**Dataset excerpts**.
+===+

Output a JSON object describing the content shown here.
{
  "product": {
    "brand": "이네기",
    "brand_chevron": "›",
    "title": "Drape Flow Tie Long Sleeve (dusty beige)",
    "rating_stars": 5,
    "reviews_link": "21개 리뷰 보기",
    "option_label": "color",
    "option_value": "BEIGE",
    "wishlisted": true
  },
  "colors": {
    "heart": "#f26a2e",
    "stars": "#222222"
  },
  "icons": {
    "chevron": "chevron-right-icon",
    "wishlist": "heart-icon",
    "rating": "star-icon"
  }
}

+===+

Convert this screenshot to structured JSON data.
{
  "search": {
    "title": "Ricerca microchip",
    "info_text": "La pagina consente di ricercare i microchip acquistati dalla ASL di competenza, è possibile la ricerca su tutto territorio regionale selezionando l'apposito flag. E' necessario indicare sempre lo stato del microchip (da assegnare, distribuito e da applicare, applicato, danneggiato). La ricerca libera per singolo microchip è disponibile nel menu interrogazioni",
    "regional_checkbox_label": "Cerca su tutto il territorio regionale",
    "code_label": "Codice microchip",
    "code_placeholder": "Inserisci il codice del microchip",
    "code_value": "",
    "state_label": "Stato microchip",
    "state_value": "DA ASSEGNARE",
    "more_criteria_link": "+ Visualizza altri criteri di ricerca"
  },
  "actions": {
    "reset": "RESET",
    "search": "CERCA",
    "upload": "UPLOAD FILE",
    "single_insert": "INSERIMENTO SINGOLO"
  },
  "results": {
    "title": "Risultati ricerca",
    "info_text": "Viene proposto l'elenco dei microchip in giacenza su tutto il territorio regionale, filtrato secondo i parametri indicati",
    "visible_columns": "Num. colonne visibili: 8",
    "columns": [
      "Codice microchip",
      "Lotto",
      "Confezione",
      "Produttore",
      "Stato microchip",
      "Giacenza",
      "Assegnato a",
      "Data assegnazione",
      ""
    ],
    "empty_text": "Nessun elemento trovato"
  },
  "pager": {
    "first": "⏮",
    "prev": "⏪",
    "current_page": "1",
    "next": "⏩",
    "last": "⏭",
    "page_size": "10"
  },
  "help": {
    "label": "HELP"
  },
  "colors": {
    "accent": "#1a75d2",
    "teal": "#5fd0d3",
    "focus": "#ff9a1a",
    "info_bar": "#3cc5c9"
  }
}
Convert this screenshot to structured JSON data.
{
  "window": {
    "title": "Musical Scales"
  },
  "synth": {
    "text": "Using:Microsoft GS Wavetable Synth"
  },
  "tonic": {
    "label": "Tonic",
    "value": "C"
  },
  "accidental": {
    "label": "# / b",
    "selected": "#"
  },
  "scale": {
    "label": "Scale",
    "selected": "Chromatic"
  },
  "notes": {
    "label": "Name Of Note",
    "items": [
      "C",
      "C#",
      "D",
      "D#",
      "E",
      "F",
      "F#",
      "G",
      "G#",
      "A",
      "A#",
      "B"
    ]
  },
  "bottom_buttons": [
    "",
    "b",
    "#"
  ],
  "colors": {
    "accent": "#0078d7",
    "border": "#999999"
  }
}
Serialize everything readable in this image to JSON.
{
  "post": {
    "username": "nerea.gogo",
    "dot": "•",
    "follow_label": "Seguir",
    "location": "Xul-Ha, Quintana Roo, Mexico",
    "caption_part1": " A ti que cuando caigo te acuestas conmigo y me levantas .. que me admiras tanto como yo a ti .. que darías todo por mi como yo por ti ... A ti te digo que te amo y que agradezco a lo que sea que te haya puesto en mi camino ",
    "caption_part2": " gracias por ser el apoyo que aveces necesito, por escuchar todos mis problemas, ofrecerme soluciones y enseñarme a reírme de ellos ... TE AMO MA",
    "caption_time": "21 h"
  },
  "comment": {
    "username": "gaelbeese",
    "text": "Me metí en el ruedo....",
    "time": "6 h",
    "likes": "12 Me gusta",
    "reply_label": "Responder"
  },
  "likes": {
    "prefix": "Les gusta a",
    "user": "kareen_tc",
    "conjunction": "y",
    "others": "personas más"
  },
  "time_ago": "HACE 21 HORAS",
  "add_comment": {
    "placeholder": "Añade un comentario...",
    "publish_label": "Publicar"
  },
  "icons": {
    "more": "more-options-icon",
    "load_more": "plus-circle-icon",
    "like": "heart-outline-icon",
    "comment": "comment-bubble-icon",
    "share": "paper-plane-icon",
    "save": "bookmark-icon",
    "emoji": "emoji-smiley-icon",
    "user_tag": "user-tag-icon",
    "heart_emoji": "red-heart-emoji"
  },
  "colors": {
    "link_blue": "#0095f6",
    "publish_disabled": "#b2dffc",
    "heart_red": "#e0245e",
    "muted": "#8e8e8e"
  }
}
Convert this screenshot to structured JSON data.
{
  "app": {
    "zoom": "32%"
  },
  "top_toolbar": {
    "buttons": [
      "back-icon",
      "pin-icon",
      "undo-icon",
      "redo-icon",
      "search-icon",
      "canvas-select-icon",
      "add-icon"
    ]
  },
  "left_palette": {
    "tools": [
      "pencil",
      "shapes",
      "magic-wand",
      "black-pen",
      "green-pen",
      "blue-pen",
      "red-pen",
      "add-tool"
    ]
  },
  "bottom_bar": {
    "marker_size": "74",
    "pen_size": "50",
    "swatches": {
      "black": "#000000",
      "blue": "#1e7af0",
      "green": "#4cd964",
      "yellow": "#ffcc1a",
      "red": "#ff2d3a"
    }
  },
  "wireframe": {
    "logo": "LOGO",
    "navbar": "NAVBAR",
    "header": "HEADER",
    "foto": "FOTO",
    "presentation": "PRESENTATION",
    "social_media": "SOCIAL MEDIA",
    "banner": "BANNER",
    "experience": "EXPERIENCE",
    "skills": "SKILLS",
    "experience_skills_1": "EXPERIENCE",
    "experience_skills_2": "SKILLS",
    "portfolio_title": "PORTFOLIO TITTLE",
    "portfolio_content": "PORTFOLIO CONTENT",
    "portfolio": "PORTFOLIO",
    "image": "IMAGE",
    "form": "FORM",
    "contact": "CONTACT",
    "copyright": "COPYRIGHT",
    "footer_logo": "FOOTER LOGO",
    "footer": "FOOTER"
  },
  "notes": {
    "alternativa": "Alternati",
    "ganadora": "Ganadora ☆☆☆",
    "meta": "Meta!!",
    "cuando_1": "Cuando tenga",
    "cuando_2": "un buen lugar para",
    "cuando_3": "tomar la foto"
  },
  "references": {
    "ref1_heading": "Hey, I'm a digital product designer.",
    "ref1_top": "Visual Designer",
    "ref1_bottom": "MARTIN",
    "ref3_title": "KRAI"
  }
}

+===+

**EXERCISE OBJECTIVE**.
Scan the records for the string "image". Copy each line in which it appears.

**RESPONSE**.
Serialize everything readable in this image to JSON.
    "image": "IMAGE",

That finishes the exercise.